╭─ Supplied records

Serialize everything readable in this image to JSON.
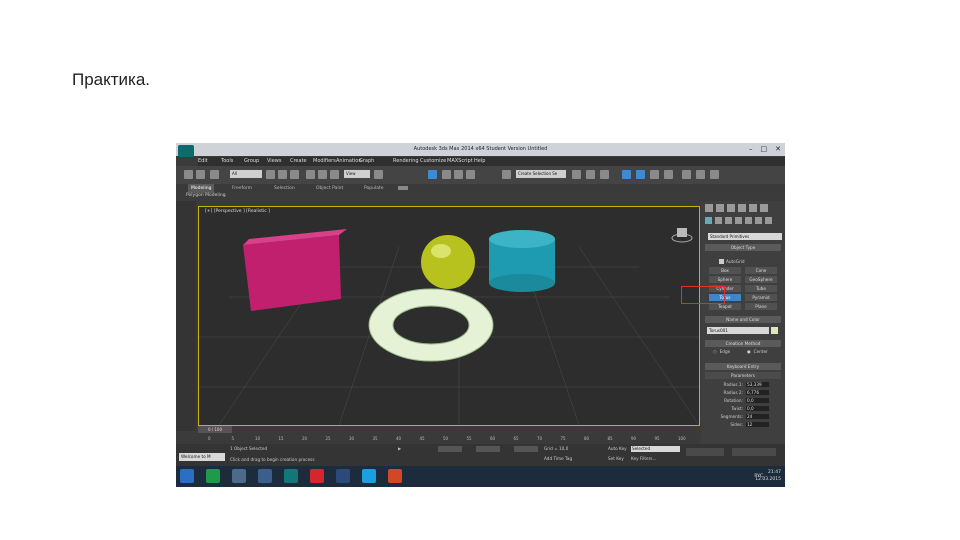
{
  "slide": {
    "title": "Практика."
  },
  "window": {
    "title": "Autodesk 3ds Max 2014 x64    Student Version    Untitled",
    "controls": [
      "–",
      "□",
      "✕"
    ]
  },
  "menu": [
    "Edit",
    "Tools",
    "Group",
    "Views",
    "Create",
    "Modifiers",
    "Animation",
    "Graph Editors",
    "Rendering",
    "Customize",
    "MAXScript",
    "Help"
  ],
  "toolbar": {
    "filter": "All",
    "ref_coord": "View",
    "named_sel": "Create Selection Se"
  },
  "ribbon": {
    "tabs": [
      "Modeling",
      "Freeform",
      "Selection",
      "Object Paint",
      "Populate"
    ],
    "subtitle": "Polygon Modeling"
  },
  "viewport": {
    "label": "[+] [Perspective ] [Realistic ]"
  },
  "command_panel": {
    "category": "Standard Primitives",
    "object_type_header": "Object Type",
    "autogrid": "AutoGrid",
    "buttons": [
      "Box",
      "Cone",
      "Sphere",
      "GeoSphere",
      "Cylinder",
      "Tube",
      "Torus",
      "Pyramid",
      "Teapot",
      "Plane"
    ],
    "selected": "Torus",
    "name_color_header": "Name and Color",
    "name_value": "Torus001",
    "creation_header": "Creation Method",
    "creation_options": [
      "Edge",
      "Center"
    ],
    "keyboard_header": "Keyboard Entry",
    "params_header": "Parameters",
    "params": [
      {
        "label": "Radius 1:",
        "value": "53,339"
      },
      {
        "label": "Radius 2:",
        "value": "6,776"
      },
      {
        "label": "Rotation:",
        "value": "0,0"
      },
      {
        "label": "Twist:",
        "value": "0,0"
      },
      {
        "label": "Segments:",
        "value": "24"
      },
      {
        "label": "Sides:",
        "value": "12"
      }
    ]
  },
  "timeline": {
    "slider": "0 / 100",
    "ticks": [
      "0",
      "5",
      "10",
      "15",
      "20",
      "25",
      "30",
      "35",
      "40",
      "45",
      "50",
      "55",
      "60",
      "65",
      "70",
      "75",
      "80",
      "85",
      "90",
      "95",
      "100"
    ]
  },
  "status": {
    "welcome": "Welcome to M",
    "prompt": "1 Object Selected",
    "hint": "Click and drag to begin creation process",
    "grid": "Grid = 10,0",
    "add_time_tag": "Add Time Tag",
    "auto_key": "Auto Key",
    "selected": "Selected",
    "set_key": "Set Key",
    "key_filters": "Key Filters..."
  },
  "taskbar": {
    "apps": [
      "windows-icon",
      "explorer-icon",
      "store-icon",
      "vk-icon",
      "3dsmax-icon",
      "yandex-icon",
      "steam-icon",
      "skype-icon",
      "powerpoint-icon"
    ],
    "lang": "РУС",
    "time": "21:47",
    "date": "12.03.2015"
  },
  "colors": {
    "box": "#c0206e",
    "sphere": "#b8c21e",
    "cylinder": "#1e9bb0",
    "torus": "#e6f2d6",
    "accent": "#3d86c9"
  }
}
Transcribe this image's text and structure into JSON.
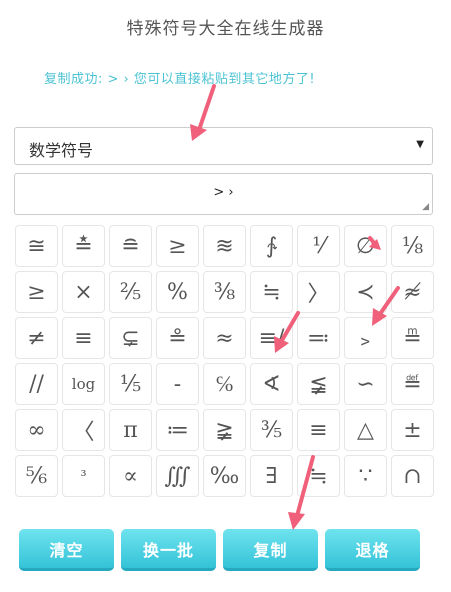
{
  "header": {
    "title": "特殊符号大全在线生成器"
  },
  "status": {
    "message": "复制成功: > ›  您可以直接粘贴到其它地方了!"
  },
  "category_select": {
    "selected": "数学符号"
  },
  "output": {
    "value": "> ›"
  },
  "symbols": [
    "≅",
    "≛",
    "≘",
    "≥",
    "≋",
    "∱",
    "⅟",
    "∅",
    "⅛",
    "≥",
    "×",
    "⅖",
    "%",
    "⅜",
    "≒",
    "〉",
    "≺",
    "≉",
    "≠",
    "≡",
    "⊊",
    "≗",
    "≈",
    "≡/",
    "≕",
    "﹥",
    "≞",
    "//",
    "log",
    "⅕",
    "-",
    "℅",
    "∢",
    "≨",
    "∽",
    "≝",
    "∞",
    "〈",
    "π",
    "≔",
    "≩",
    "⅗",
    "≡",
    "△",
    "±",
    "⅚",
    "³",
    "∝",
    "∭",
    "‰",
    "∃",
    "≒",
    "∵",
    "∩"
  ],
  "buttons": {
    "clear": "清空",
    "next_batch": "换一批",
    "copy": "复制",
    "backspace": "退格"
  },
  "colors": {
    "accent": "#34c3d8",
    "status_text": "#4cc3d3",
    "annotation_arrow": "#f0607a"
  }
}
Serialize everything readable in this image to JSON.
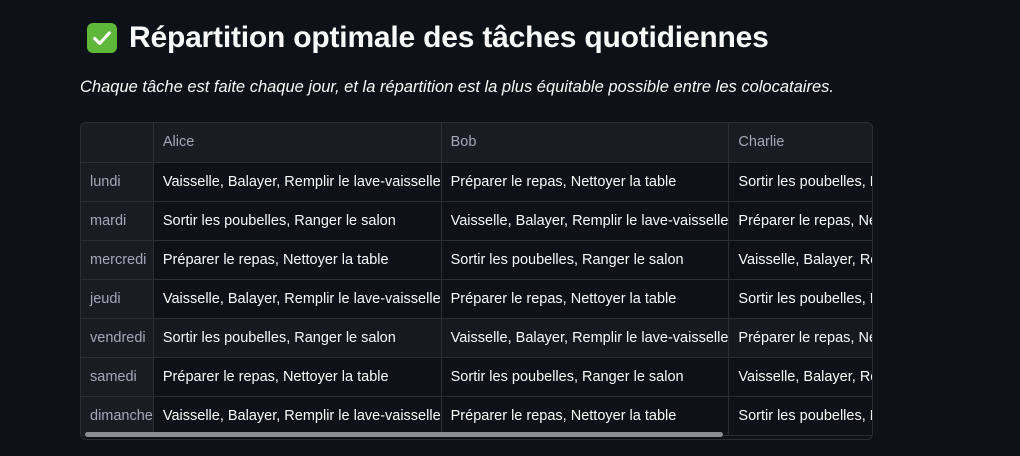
{
  "heading": {
    "icon": "check-mark-button-icon",
    "icon_color": "#5fb83a",
    "title": "Répartition optimale des tâches quotidiennes"
  },
  "subtitle": "Chaque tâche est faite chaque jour, et la répartition est la plus équitable possible entre les colocataires.",
  "table": {
    "columns": [
      "",
      "Alice",
      "Bob",
      "Charlie"
    ],
    "rows": [
      {
        "day": "lundi",
        "cells": [
          "Vaisselle, Balayer, Remplir le lave-vaisselle",
          "Préparer le repas, Nettoyer la table",
          "Sortir les poubelles, Ranger le salon"
        ]
      },
      {
        "day": "mardi",
        "cells": [
          "Sortir les poubelles, Ranger le salon",
          "Vaisselle, Balayer, Remplir le lave-vaisselle",
          "Préparer le repas, Nettoyer la table"
        ]
      },
      {
        "day": "mercredi",
        "cells": [
          "Préparer le repas, Nettoyer la table",
          "Sortir les poubelles, Ranger le salon",
          "Vaisselle, Balayer, Remplir le lave-vaisselle"
        ]
      },
      {
        "day": "jeudi",
        "cells": [
          "Vaisselle, Balayer, Remplir le lave-vaisselle",
          "Préparer le repas, Nettoyer la table",
          "Sortir les poubelles, Ranger le salon"
        ]
      },
      {
        "day": "vendredi",
        "cells": [
          "Sortir les poubelles, Ranger le salon",
          "Vaisselle, Balayer, Remplir le lave-vaisselle",
          "Préparer le repas, Nettoyer la table"
        ]
      },
      {
        "day": "samedi",
        "cells": [
          "Préparer le repas, Nettoyer la table",
          "Sortir les poubelles, Ranger le salon",
          "Vaisselle, Balayer, Remplir le lave-vaisselle"
        ]
      },
      {
        "day": "dimanche",
        "cells": [
          "Vaisselle, Balayer, Remplir le lave-vaisselle",
          "Préparer le repas, Nettoyer la table",
          "Sortir les poubelles, Ranger le salon"
        ]
      }
    ]
  }
}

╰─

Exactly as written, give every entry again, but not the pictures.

Serialize everything readable in this image to JSON.
{
  "slide": {
    "title": "Практика."
  },
  "window": {
    "title": "Autodesk 3ds Max 2014 x64    Student Version    Untitled",
    "controls": [
      "–",
      "□",
      "✕"
    ]
  },
  "menu": [
    "Edit",
    "Tools",
    "Group",
    "Views",
    "Create",
    "Modifiers",
    "Animation",
    "Graph Editors",
    "Rendering",
    "Customize",
    "MAXScript",
    "Help"
  ],
  "toolbar": {
    "filter": "All",
    "ref_coord": "View",
    "named_sel": "Create Selection Se"
  },
  "ribbon": {
    "tabs": [
      "Modeling",
      "Freeform",
      "Selection",
      "Object Paint",
      "Populate"
    ],
    "subtitle": "Polygon Modeling"
  },
  "viewport": {
    "label": "[+] [Perspective ] [Realistic ]"
  },
  "command_panel": {
    "category": "Standard Primitives",
    "object_type_header": "Object Type",
    "autogrid": "AutoGrid",
    "buttons": [
      "Box",
      "Cone",
      "Sphere",
      "GeoSphere",
      "Cylinder",
      "Tube",
      "Torus",
      "Pyramid",
      "Teapot",
      "Plane"
    ],
    "selected": "Torus",
    "name_color_header": "Name and Color",
    "name_value": "Torus001",
    "creation_header": "Creation Method",
    "creation_options": [
      "Edge",
      "Center"
    ],
    "keyboard_header": "Keyboard Entry",
    "params_header": "Parameters",
    "params": [
      {
        "label": "Radius 1:",
        "value": "53,339"
      },
      {
        "label": "Radius 2:",
        "value": "6,776"
      },
      {
        "label": "Rotation:",
        "value": "0,0"
      },
      {
        "label": "Twist:",
        "value": "0,0"
      },
      {
        "label": "Segments:",
        "value": "24"
      },
      {
        "label": "Sides:",
        "value": "12"
      }
    ]
  },
  "timeline": {
    "slider": "0 / 100",
    "ticks": [
      "0",
      "5",
      "10",
      "15",
      "20",
      "25",
      "30",
      "35",
      "40",
      "45",
      "50",
      "55",
      "60",
      "65",
      "70",
      "75",
      "80",
      "85",
      "90",
      "95",
      "100"
    ]
  },
  "status": {
    "welcome": "Welcome to M",
    "prompt": "1 Object Selected",
    "hint": "Click and drag to begin creation process",
    "grid": "Grid = 10,0",
    "add_time_tag": "Add Time Tag",
    "auto_key": "Auto Key",
    "selected": "Selected",
    "set_key": "Set Key",
    "key_filters": "Key Filters..."
  },
  "taskbar": {
    "apps": [
      "windows-icon",
      "explorer-icon",
      "store-icon",
      "vk-icon",
      "3dsmax-icon",
      "yandex-icon",
      "steam-icon",
      "skype-icon",
      "powerpoint-icon"
    ],
    "lang": "РУС",
    "time": "21:47",
    "date": "12.03.2015"
  },
  "colors": {
    "box": "#c0206e",
    "sphere": "#b8c21e",
    "cylinder": "#1e9bb0",
    "torus": "#e6f2d6",
    "accent": "#3d86c9"
  }
}
Transcribe this image's text and structure into JSON.
{
  "header": {
    "title": "特殊符号大全在线生成器"
  },
  "status": {
    "message": "复制成功: > ›  您可以直接粘贴到其它地方了!"
  },
  "category_select": {
    "selected": "数学符号"
  },
  "output": {
    "value": "> ›"
  },
  "symbols": [
    "≅",
    "≛",
    "≘",
    "≥",
    "≋",
    "∱",
    "⅟",
    "∅",
    "⅛",
    "≥",
    "×",
    "⅖",
    "%",
    "⅜",
    "≒",
    "〉",
    "≺",
    "≉",
    "≠",
    "≡",
    "⊊",
    "≗",
    "≈",
    "≡/",
    "≕",
    "﹥",
    "≞",
    "//",
    "log",
    "⅕",
    "-",
    "℅",
    "∢",
    "≨",
    "∽",
    "≝",
    "∞",
    "〈",
    "π",
    "≔",
    "≩",
    "⅗",
    "≡",
    "△",
    "±",
    "⅚",
    "³",
    "∝",
    "∭",
    "‰",
    "∃",
    "≒",
    "∵",
    "∩"
  ],
  "buttons": {
    "clear": "清空",
    "next_batch": "换一批",
    "copy": "复制",
    "backspace": "退格"
  },
  "colors": {
    "accent": "#34c3d8",
    "status_text": "#4cc3d3",
    "annotation_arrow": "#f0607a"
  }
}
Serialize everything readable in this image to JSON.
{
  "heading": {
    "icon": "check-mark-button-icon",
    "icon_color": "#5fb83a",
    "title": "Répartition optimale des tâches quotidiennes"
  },
  "subtitle": "Chaque tâche est faite chaque jour, et la répartition est la plus équitable possible entre les colocataires.",
  "table": {
    "columns": [
      "",
      "Alice",
      "Bob",
      "Charlie"
    ],
    "rows": [
      {
        "day": "lundi",
        "cells": [
          "Vaisselle, Balayer, Remplir le lave-vaisselle",
          "Préparer le repas, Nettoyer la table",
          "Sortir les poubelles, Ranger le salon"
        ]
      },
      {
        "day": "mardi",
        "cells": [
          "Sortir les poubelles, Ranger le salon",
          "Vaisselle, Balayer, Remplir le lave-vaisselle",
          "Préparer le repas, Nettoyer la table"
        ]
      },
      {
        "day": "mercredi",
        "cells": [
          "Préparer le repas, Nettoyer la table",
          "Sortir les poubelles, Ranger le salon",
          "Vaisselle, Balayer, Remplir le lave-vaisselle"
        ]
      },
      {
        "day": "jeudi",
        "cells": [
          "Vaisselle, Balayer, Remplir le lave-vaisselle",
          "Préparer le repas, Nettoyer la table",
          "Sortir les poubelles, Ranger le salon"
        ]
      },
      {
        "day": "vendredi",
        "cells": [
          "Sortir les poubelles, Ranger le salon",
          "Vaisselle, Balayer, Remplir le lave-vaisselle",
          "Préparer le repas, Nettoyer la table"
        ]
      },
      {
        "day": "samedi",
        "cells": [
          "Préparer le repas, Nettoyer la table",
          "Sortir les poubelles, Ranger le salon",
          "Vaisselle, Balayer, Remplir le lave-vaisselle"
        ]
      },
      {
        "day": "dimanche",
        "cells": [
          "Vaisselle, Balayer, Remplir le lave-vaisselle",
          "Préparer le repas, Nettoyer la table",
          "Sortir les poubelles, Ranger le salon"
        ]
      }
    ]
  }
}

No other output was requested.